* TASK OBJECTIVE
Copy the lines below word for word, skipping any image.

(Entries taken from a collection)

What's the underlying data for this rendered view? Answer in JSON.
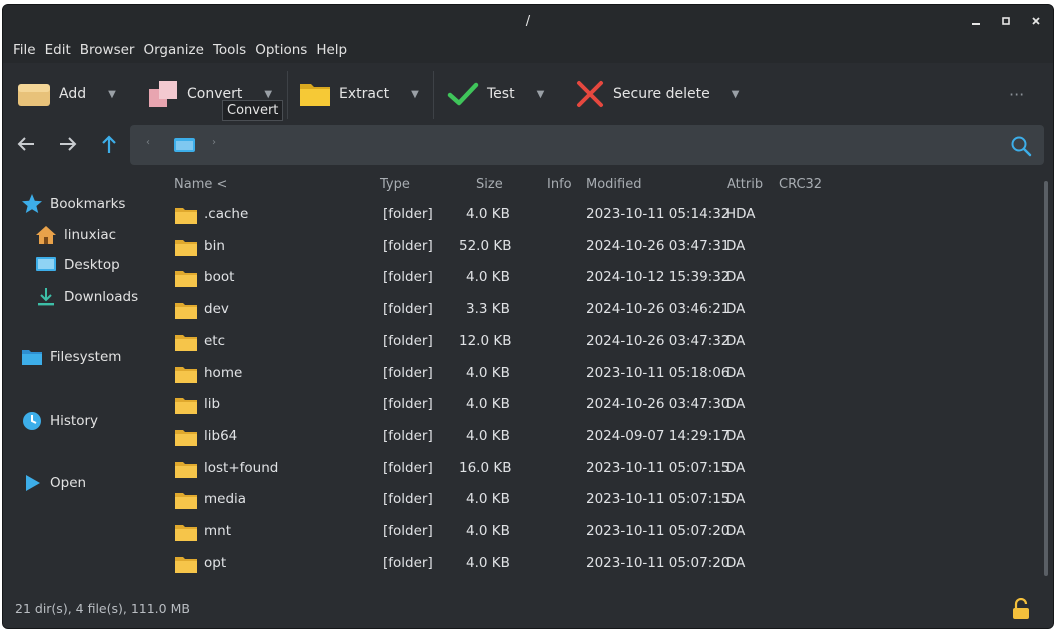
{
  "window": {
    "title": "/"
  },
  "menu": [
    "File",
    "Edit",
    "Browser",
    "Organize",
    "Tools",
    "Options",
    "Help"
  ],
  "toolbar": {
    "add": "Add",
    "convert": "Convert",
    "extract": "Extract",
    "test": "Test",
    "secure_delete": "Secure delete",
    "more": "···",
    "tooltip": "Convert"
  },
  "sidebar": {
    "bookmarks": "Bookmarks",
    "linuxiac": "linuxiac",
    "desktop": "Desktop",
    "downloads": "Downloads",
    "filesystem": "Filesystem",
    "history": "History",
    "open": "Open"
  },
  "columns": {
    "name": "Name <",
    "type": "Type",
    "size": "Size",
    "info": "Info",
    "modified": "Modified",
    "attrib": "Attrib",
    "crc": "CRC32"
  },
  "files": [
    {
      "name": ".cache",
      "type": "[folder]",
      "size": "4.0 KB",
      "modified": "2023-10-11 05:14:32",
      "attrib": "HDA"
    },
    {
      "name": "bin",
      "type": "[folder]",
      "size": "52.0 KB",
      "modified": "2024-10-26 03:47:31",
      "attrib": "DA"
    },
    {
      "name": "boot",
      "type": "[folder]",
      "size": "4.0 KB",
      "modified": "2024-10-12 15:39:32",
      "attrib": "DA"
    },
    {
      "name": "dev",
      "type": "[folder]",
      "size": "3.3 KB",
      "modified": "2024-10-26 03:46:21",
      "attrib": "DA"
    },
    {
      "name": "etc",
      "type": "[folder]",
      "size": "12.0 KB",
      "modified": "2024-10-26 03:47:32",
      "attrib": "DA"
    },
    {
      "name": "home",
      "type": "[folder]",
      "size": "4.0 KB",
      "modified": "2023-10-11 05:18:06",
      "attrib": "DA"
    },
    {
      "name": "lib",
      "type": "[folder]",
      "size": "4.0 KB",
      "modified": "2024-10-26 03:47:30",
      "attrib": "DA"
    },
    {
      "name": "lib64",
      "type": "[folder]",
      "size": "4.0 KB",
      "modified": "2024-09-07 14:29:17",
      "attrib": "DA"
    },
    {
      "name": "lost+found",
      "type": "[folder]",
      "size": "16.0 KB",
      "modified": "2023-10-11 05:07:15",
      "attrib": "DA"
    },
    {
      "name": "media",
      "type": "[folder]",
      "size": "4.0 KB",
      "modified": "2023-10-11 05:07:15",
      "attrib": "DA"
    },
    {
      "name": "mnt",
      "type": "[folder]",
      "size": "4.0 KB",
      "modified": "2023-10-11 05:07:20",
      "attrib": "DA"
    },
    {
      "name": "opt",
      "type": "[folder]",
      "size": "4.0 KB",
      "modified": "2023-10-11 05:07:20",
      "attrib": "DA"
    }
  ],
  "status": {
    "text": "21 dir(s), 4 file(s), 111.0 MB"
  },
  "colors": {
    "accent": "#3daee9",
    "folder": "#f6c54a",
    "background": "#2a2d31"
  }
}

* EXPECTED ANSWER
What's the underlying data for this rendered view? Answer in JSON.
{
  "window": {
    "title": "/"
  },
  "menu": [
    "File",
    "Edit",
    "Browser",
    "Organize",
    "Tools",
    "Options",
    "Help"
  ],
  "toolbar": {
    "add": "Add",
    "convert": "Convert",
    "extract": "Extract",
    "test": "Test",
    "secure_delete": "Secure delete",
    "more": "···",
    "tooltip": "Convert"
  },
  "sidebar": {
    "bookmarks": "Bookmarks",
    "linuxiac": "linuxiac",
    "desktop": "Desktop",
    "downloads": "Downloads",
    "filesystem": "Filesystem",
    "history": "History",
    "open": "Open"
  },
  "columns": {
    "name": "Name <",
    "type": "Type",
    "size": "Size",
    "info": "Info",
    "modified": "Modified",
    "attrib": "Attrib",
    "crc": "CRC32"
  },
  "files": [
    {
      "name": ".cache",
      "type": "[folder]",
      "size": "4.0 KB",
      "modified": "2023-10-11 05:14:32",
      "attrib": "HDA"
    },
    {
      "name": "bin",
      "type": "[folder]",
      "size": "52.0 KB",
      "modified": "2024-10-26 03:47:31",
      "attrib": "DA"
    },
    {
      "name": "boot",
      "type": "[folder]",
      "size": "4.0 KB",
      "modified": "2024-10-12 15:39:32",
      "attrib": "DA"
    },
    {
      "name": "dev",
      "type": "[folder]",
      "size": "3.3 KB",
      "modified": "2024-10-26 03:46:21",
      "attrib": "DA"
    },
    {
      "name": "etc",
      "type": "[folder]",
      "size": "12.0 KB",
      "modified": "2024-10-26 03:47:32",
      "attrib": "DA"
    },
    {
      "name": "home",
      "type": "[folder]",
      "size": "4.0 KB",
      "modified": "2023-10-11 05:18:06",
      "attrib": "DA"
    },
    {
      "name": "lib",
      "type": "[folder]",
      "size": "4.0 KB",
      "modified": "2024-10-26 03:47:30",
      "attrib": "DA"
    },
    {
      "name": "lib64",
      "type": "[folder]",
      "size": "4.0 KB",
      "modified": "2024-09-07 14:29:17",
      "attrib": "DA"
    },
    {
      "name": "lost+found",
      "type": "[folder]",
      "size": "16.0 KB",
      "modified": "2023-10-11 05:07:15",
      "attrib": "DA"
    },
    {
      "name": "media",
      "type": "[folder]",
      "size": "4.0 KB",
      "modified": "2023-10-11 05:07:15",
      "attrib": "DA"
    },
    {
      "name": "mnt",
      "type": "[folder]",
      "size": "4.0 KB",
      "modified": "2023-10-11 05:07:20",
      "attrib": "DA"
    },
    {
      "name": "opt",
      "type": "[folder]",
      "size": "4.0 KB",
      "modified": "2023-10-11 05:07:20",
      "attrib": "DA"
    }
  ],
  "status": {
    "text": "21 dir(s), 4 file(s), 111.0 MB"
  },
  "colors": {
    "accent": "#3daee9",
    "folder": "#f6c54a",
    "background": "#2a2d31"
  }
}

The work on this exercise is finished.